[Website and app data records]
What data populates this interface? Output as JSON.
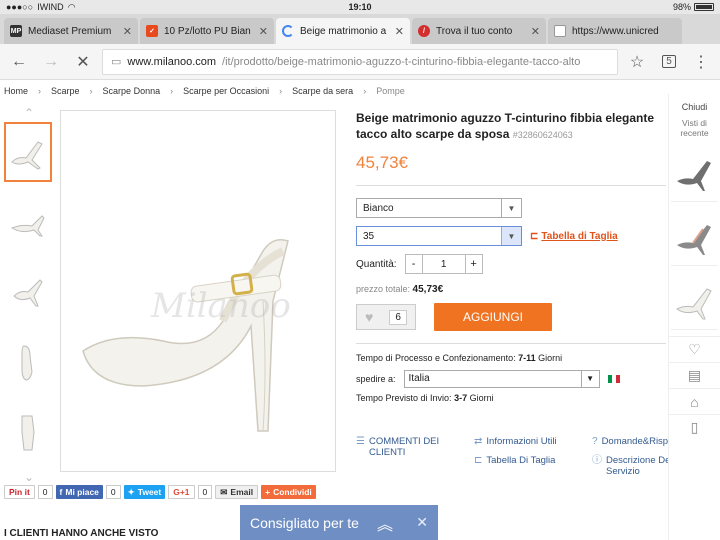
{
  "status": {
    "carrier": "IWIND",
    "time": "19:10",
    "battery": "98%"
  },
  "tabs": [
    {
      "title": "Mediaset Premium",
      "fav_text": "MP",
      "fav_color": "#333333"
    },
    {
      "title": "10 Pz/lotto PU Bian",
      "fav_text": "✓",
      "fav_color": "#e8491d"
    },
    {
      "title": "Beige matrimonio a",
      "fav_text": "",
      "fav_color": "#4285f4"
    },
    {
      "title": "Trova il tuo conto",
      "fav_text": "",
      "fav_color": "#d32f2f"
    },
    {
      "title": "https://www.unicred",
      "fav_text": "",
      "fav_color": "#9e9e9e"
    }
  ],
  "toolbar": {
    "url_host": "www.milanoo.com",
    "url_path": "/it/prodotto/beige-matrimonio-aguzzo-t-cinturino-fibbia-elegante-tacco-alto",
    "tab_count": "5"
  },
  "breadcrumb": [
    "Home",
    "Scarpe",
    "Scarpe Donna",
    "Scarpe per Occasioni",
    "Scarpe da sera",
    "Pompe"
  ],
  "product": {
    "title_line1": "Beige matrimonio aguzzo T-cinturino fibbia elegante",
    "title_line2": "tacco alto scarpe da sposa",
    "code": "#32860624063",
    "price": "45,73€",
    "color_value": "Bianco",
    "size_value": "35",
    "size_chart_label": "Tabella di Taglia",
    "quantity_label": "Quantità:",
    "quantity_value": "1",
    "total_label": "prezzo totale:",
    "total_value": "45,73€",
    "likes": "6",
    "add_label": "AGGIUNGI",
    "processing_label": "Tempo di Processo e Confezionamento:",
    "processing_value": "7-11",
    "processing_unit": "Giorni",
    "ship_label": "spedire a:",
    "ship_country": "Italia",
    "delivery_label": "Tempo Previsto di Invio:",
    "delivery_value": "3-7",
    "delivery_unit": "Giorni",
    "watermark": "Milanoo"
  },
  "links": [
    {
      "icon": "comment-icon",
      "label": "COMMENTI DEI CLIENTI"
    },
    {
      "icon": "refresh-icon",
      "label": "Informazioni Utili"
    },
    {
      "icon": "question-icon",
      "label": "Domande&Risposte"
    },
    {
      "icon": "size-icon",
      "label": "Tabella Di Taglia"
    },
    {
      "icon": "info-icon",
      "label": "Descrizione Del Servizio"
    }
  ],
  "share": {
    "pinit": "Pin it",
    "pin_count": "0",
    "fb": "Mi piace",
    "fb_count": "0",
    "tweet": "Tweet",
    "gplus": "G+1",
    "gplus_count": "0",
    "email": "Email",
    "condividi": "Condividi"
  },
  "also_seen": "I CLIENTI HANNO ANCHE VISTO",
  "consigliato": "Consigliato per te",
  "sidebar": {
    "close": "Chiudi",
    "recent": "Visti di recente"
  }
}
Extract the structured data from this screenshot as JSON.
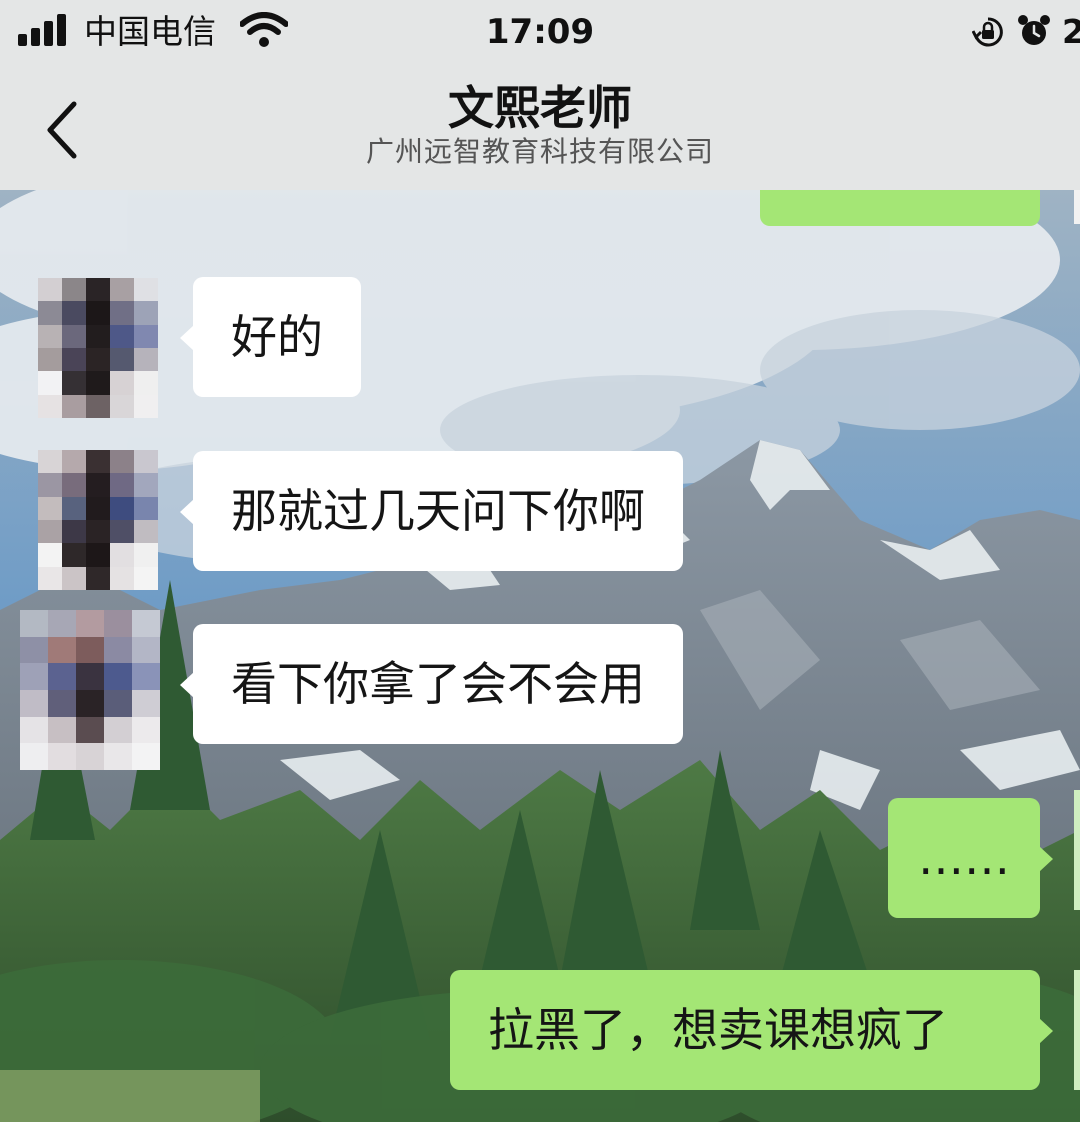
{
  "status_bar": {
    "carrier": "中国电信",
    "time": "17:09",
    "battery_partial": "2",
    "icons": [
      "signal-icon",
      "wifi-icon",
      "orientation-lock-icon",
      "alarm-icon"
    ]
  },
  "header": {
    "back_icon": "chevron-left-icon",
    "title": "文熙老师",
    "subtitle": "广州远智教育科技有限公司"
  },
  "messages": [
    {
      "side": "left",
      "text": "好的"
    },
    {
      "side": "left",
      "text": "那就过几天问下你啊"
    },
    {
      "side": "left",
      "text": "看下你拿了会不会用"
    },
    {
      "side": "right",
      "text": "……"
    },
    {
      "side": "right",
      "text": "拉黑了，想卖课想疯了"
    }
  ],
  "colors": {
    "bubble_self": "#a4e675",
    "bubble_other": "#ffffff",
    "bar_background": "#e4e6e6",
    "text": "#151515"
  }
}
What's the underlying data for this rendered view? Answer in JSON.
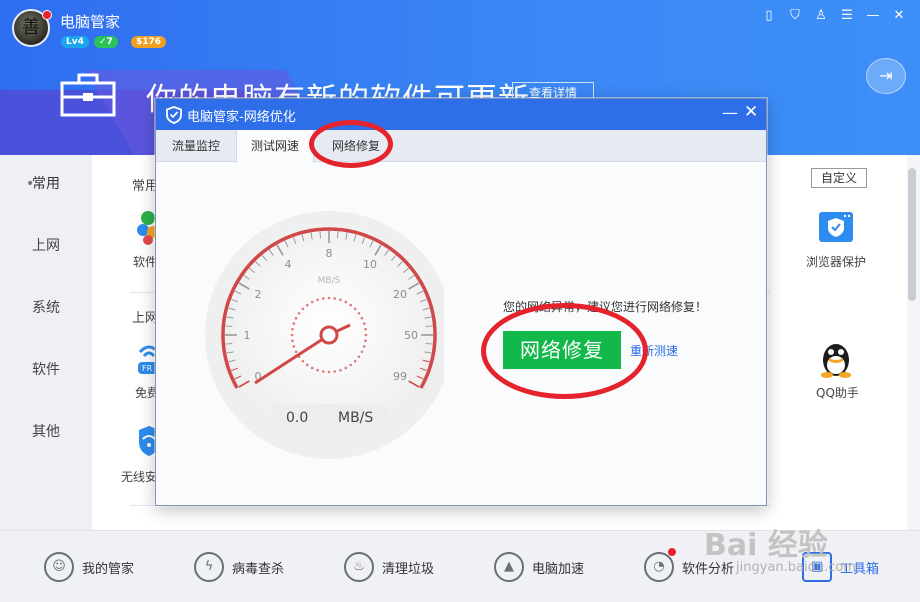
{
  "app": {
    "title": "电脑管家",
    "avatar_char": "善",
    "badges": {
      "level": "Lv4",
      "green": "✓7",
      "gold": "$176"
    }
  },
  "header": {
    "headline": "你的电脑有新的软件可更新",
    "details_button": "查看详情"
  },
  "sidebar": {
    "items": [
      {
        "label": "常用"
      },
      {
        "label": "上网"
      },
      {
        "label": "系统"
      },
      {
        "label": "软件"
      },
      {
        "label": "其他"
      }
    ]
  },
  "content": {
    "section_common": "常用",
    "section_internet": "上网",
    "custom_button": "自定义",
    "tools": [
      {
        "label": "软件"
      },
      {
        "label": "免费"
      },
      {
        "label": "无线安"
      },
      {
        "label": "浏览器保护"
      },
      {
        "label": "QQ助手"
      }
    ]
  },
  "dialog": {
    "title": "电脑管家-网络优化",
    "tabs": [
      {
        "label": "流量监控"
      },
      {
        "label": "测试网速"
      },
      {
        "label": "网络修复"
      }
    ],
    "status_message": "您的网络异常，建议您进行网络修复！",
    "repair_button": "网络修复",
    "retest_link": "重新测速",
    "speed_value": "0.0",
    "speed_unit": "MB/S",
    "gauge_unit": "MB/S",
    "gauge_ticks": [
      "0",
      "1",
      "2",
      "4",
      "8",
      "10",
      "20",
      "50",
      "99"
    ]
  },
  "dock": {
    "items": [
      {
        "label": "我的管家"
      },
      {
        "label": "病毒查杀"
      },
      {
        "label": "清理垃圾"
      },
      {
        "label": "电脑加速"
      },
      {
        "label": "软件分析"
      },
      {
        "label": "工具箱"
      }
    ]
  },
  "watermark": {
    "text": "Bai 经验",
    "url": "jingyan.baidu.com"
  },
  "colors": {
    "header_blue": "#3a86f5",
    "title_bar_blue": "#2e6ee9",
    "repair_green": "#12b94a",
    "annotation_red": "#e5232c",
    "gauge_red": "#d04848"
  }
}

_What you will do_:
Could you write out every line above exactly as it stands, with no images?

_Response_:
What data populates this interface? Output as JSON.
{
  "status": {
    "carrier": "IWIND",
    "time": "19:10",
    "battery": "98%"
  },
  "tabs": [
    {
      "title": "Mediaset Premium",
      "fav_text": "MP",
      "fav_color": "#333333"
    },
    {
      "title": "10 Pz/lotto PU Bian",
      "fav_text": "✓",
      "fav_color": "#e8491d"
    },
    {
      "title": "Beige matrimonio a",
      "fav_text": "",
      "fav_color": "#4285f4"
    },
    {
      "title": "Trova il tuo conto",
      "fav_text": "",
      "fav_color": "#d32f2f"
    },
    {
      "title": "https://www.unicred",
      "fav_text": "",
      "fav_color": "#9e9e9e"
    }
  ],
  "toolbar": {
    "url_host": "www.milanoo.com",
    "url_path": "/it/prodotto/beige-matrimonio-aguzzo-t-cinturino-fibbia-elegante-tacco-alto",
    "tab_count": "5"
  },
  "breadcrumb": [
    "Home",
    "Scarpe",
    "Scarpe Donna",
    "Scarpe per Occasioni",
    "Scarpe da sera",
    "Pompe"
  ],
  "product": {
    "title_line1": "Beige matrimonio aguzzo T-cinturino fibbia elegante",
    "title_line2": "tacco alto scarpe da sposa",
    "code": "#32860624063",
    "price": "45,73€",
    "color_value": "Bianco",
    "size_value": "35",
    "size_chart_label": "Tabella di Taglia",
    "quantity_label": "Quantità:",
    "quantity_value": "1",
    "total_label": "prezzo totale:",
    "total_value": "45,73€",
    "likes": "6",
    "add_label": "AGGIUNGI",
    "processing_label": "Tempo di Processo e Confezionamento:",
    "processing_value": "7-11",
    "processing_unit": "Giorni",
    "ship_label": "spedire a:",
    "ship_country": "Italia",
    "delivery_label": "Tempo Previsto di Invio:",
    "delivery_value": "3-7",
    "delivery_unit": "Giorni",
    "watermark": "Milanoo"
  },
  "links": [
    {
      "icon": "comment-icon",
      "label": "COMMENTI DEI CLIENTI"
    },
    {
      "icon": "refresh-icon",
      "label": "Informazioni Utili"
    },
    {
      "icon": "question-icon",
      "label": "Domande&Risposte"
    },
    {
      "icon": "size-icon",
      "label": "Tabella Di Taglia"
    },
    {
      "icon": "info-icon",
      "label": "Descrizione Del Servizio"
    }
  ],
  "share": {
    "pinit": "Pin it",
    "pin_count": "0",
    "fb": "Mi piace",
    "fb_count": "0",
    "tweet": "Tweet",
    "gplus": "G+1",
    "gplus_count": "0",
    "email": "Email",
    "condividi": "Condividi"
  },
  "also_seen": "I CLIENTI HANNO ANCHE VISTO",
  "consigliato": "Consigliato per te",
  "sidebar": {
    "close": "Chiudi",
    "recent": "Visti di recente"
  }
}
Extract the structured data from this screenshot as JSON.
{
  "status_bar": {
    "carrier": "中国电信",
    "time": "17:09",
    "battery_partial": "2",
    "icons": [
      "signal-icon",
      "wifi-icon",
      "orientation-lock-icon",
      "alarm-icon"
    ]
  },
  "header": {
    "back_icon": "chevron-left-icon",
    "title": "文熙老师",
    "subtitle": "广州远智教育科技有限公司"
  },
  "messages": [
    {
      "side": "left",
      "text": "好的"
    },
    {
      "side": "left",
      "text": "那就过几天问下你啊"
    },
    {
      "side": "left",
      "text": "看下你拿了会不会用"
    },
    {
      "side": "right",
      "text": "……"
    },
    {
      "side": "right",
      "text": "拉黑了，想卖课想疯了"
    }
  ],
  "colors": {
    "bubble_self": "#a4e675",
    "bubble_other": "#ffffff",
    "bar_background": "#e4e6e6",
    "text": "#151515"
  }
}
What's the underlying data for this rendered view? Answer in JSON.
{
  "app": {
    "title": "电脑管家",
    "avatar_char": "善",
    "badges": {
      "level": "Lv4",
      "green": "✓7",
      "gold": "$176"
    }
  },
  "header": {
    "headline": "你的电脑有新的软件可更新",
    "details_button": "查看详情"
  },
  "sidebar": {
    "items": [
      {
        "label": "常用"
      },
      {
        "label": "上网"
      },
      {
        "label": "系统"
      },
      {
        "label": "软件"
      },
      {
        "label": "其他"
      }
    ]
  },
  "content": {
    "section_common": "常用",
    "section_internet": "上网",
    "custom_button": "自定义",
    "tools": [
      {
        "label": "软件"
      },
      {
        "label": "免费"
      },
      {
        "label": "无线安"
      },
      {
        "label": "浏览器保护"
      },
      {
        "label": "QQ助手"
      }
    ]
  },
  "dialog": {
    "title": "电脑管家-网络优化",
    "tabs": [
      {
        "label": "流量监控"
      },
      {
        "label": "测试网速"
      },
      {
        "label": "网络修复"
      }
    ],
    "status_message": "您的网络异常，建议您进行网络修复！",
    "repair_button": "网络修复",
    "retest_link": "重新测速",
    "speed_value": "0.0",
    "speed_unit": "MB/S",
    "gauge_unit": "MB/S",
    "gauge_ticks": [
      "0",
      "1",
      "2",
      "4",
      "8",
      "10",
      "20",
      "50",
      "99"
    ]
  },
  "dock": {
    "items": [
      {
        "label": "我的管家"
      },
      {
        "label": "病毒查杀"
      },
      {
        "label": "清理垃圾"
      },
      {
        "label": "电脑加速"
      },
      {
        "label": "软件分析"
      },
      {
        "label": "工具箱"
      }
    ]
  },
  "watermark": {
    "text": "Bai 经验",
    "url": "jingyan.baidu.com"
  },
  "colors": {
    "header_blue": "#3a86f5",
    "title_bar_blue": "#2e6ee9",
    "repair_green": "#12b94a",
    "annotation_red": "#e5232c",
    "gauge_red": "#d04848"
  }
}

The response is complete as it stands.